#### [Exercise directions]
Check every line of the data below for the string "JSON", and copy the ones that hold it.

•••

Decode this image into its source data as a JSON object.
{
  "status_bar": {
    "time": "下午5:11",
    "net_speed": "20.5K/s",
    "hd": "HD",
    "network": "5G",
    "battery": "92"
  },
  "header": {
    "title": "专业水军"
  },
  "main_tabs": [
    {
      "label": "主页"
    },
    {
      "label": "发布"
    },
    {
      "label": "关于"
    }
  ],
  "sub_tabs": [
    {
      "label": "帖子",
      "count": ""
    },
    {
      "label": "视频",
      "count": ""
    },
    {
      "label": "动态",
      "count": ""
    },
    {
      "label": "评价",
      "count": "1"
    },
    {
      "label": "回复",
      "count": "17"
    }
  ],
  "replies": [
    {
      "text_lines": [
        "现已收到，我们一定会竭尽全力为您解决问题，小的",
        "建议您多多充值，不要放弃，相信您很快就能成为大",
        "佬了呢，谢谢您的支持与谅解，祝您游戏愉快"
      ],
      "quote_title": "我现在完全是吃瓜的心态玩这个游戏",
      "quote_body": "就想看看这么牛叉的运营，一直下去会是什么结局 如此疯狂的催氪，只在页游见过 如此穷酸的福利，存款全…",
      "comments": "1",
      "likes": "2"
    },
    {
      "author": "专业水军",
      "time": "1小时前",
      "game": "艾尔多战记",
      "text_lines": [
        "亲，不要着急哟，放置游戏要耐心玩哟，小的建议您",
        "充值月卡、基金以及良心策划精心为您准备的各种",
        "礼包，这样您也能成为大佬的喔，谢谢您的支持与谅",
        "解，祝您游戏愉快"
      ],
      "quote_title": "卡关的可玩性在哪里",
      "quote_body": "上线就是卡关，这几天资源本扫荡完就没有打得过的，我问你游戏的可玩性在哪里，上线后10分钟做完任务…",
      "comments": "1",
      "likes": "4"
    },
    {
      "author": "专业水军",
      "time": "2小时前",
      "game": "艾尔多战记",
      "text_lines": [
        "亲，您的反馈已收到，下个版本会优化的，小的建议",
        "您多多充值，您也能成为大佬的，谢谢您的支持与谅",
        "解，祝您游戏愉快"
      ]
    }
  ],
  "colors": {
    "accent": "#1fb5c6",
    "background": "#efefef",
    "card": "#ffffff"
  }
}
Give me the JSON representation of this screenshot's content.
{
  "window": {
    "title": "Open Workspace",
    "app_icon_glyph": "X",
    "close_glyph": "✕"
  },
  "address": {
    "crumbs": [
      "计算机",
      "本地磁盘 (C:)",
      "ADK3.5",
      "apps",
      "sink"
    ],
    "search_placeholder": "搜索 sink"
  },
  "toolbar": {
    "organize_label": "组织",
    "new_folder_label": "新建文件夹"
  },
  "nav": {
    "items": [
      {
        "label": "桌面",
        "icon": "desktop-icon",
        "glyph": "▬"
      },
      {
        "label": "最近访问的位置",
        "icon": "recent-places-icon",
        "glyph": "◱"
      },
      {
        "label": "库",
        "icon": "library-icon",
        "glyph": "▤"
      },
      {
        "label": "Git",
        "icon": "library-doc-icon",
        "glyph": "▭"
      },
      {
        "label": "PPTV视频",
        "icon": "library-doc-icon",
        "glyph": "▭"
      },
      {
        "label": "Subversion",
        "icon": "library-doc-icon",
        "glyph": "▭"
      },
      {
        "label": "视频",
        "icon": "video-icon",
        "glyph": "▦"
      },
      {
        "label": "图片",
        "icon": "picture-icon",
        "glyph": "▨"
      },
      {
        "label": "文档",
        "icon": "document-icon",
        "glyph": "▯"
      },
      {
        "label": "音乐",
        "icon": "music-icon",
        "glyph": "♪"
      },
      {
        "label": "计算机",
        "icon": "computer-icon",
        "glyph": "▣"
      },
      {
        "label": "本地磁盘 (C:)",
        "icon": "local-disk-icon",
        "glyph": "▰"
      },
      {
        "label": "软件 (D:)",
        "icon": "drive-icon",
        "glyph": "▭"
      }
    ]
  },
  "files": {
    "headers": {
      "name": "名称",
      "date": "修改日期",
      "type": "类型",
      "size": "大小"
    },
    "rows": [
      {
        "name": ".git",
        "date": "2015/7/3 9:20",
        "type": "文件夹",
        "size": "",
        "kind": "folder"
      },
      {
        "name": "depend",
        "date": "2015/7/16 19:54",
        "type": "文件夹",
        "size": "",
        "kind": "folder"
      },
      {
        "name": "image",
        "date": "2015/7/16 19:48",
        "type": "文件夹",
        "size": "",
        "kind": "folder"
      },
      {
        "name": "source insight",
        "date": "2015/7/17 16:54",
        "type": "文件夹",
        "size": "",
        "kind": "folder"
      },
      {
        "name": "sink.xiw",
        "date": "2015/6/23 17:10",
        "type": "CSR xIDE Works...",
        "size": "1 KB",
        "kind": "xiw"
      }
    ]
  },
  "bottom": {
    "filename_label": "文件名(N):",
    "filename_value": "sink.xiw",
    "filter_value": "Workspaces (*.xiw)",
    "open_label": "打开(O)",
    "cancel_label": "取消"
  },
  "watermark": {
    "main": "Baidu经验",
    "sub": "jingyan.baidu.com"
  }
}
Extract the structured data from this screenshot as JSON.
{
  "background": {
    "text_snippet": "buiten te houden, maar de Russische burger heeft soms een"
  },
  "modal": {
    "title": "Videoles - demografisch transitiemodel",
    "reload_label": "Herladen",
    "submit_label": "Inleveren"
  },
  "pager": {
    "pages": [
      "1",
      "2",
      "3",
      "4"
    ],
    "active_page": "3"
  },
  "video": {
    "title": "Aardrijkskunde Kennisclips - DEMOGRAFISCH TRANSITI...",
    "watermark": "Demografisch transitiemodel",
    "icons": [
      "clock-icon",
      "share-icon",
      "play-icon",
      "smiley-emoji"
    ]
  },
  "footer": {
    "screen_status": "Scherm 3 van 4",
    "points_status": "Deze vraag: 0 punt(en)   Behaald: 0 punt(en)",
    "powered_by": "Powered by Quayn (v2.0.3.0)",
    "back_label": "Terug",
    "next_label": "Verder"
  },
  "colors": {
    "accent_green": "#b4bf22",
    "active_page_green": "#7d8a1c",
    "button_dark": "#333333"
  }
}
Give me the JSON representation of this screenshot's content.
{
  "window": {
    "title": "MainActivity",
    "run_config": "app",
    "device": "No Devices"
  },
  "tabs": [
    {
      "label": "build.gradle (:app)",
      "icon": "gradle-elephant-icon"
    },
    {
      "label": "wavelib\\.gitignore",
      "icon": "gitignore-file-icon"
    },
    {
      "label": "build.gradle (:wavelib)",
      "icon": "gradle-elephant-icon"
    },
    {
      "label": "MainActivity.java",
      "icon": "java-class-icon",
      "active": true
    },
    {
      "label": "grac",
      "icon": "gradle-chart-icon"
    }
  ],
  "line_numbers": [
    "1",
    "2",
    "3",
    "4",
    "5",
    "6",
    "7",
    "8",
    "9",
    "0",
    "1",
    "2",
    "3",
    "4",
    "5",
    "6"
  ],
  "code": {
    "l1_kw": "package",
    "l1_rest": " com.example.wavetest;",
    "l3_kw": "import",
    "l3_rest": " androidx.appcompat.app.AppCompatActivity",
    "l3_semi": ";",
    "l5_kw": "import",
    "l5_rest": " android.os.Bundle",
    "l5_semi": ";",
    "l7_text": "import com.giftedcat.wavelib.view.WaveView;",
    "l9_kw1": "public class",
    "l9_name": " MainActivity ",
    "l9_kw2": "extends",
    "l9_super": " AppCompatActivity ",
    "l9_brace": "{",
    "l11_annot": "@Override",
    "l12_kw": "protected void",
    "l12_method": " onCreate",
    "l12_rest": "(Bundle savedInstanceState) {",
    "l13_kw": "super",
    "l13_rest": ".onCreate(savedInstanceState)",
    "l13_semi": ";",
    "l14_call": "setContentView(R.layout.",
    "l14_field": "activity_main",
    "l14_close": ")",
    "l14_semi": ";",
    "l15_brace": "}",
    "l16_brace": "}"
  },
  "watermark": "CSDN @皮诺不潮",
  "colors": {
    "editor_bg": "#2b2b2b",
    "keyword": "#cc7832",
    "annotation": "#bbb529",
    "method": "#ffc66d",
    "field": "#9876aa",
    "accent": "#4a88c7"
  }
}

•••

#### [Response below]
Decode this image into its source data as a JSON object.
Give me the JSON representation of this screenshot's content.
Extract the structured data from this screenshot as JSON.
Give me the JSON representation of this screenshot's content.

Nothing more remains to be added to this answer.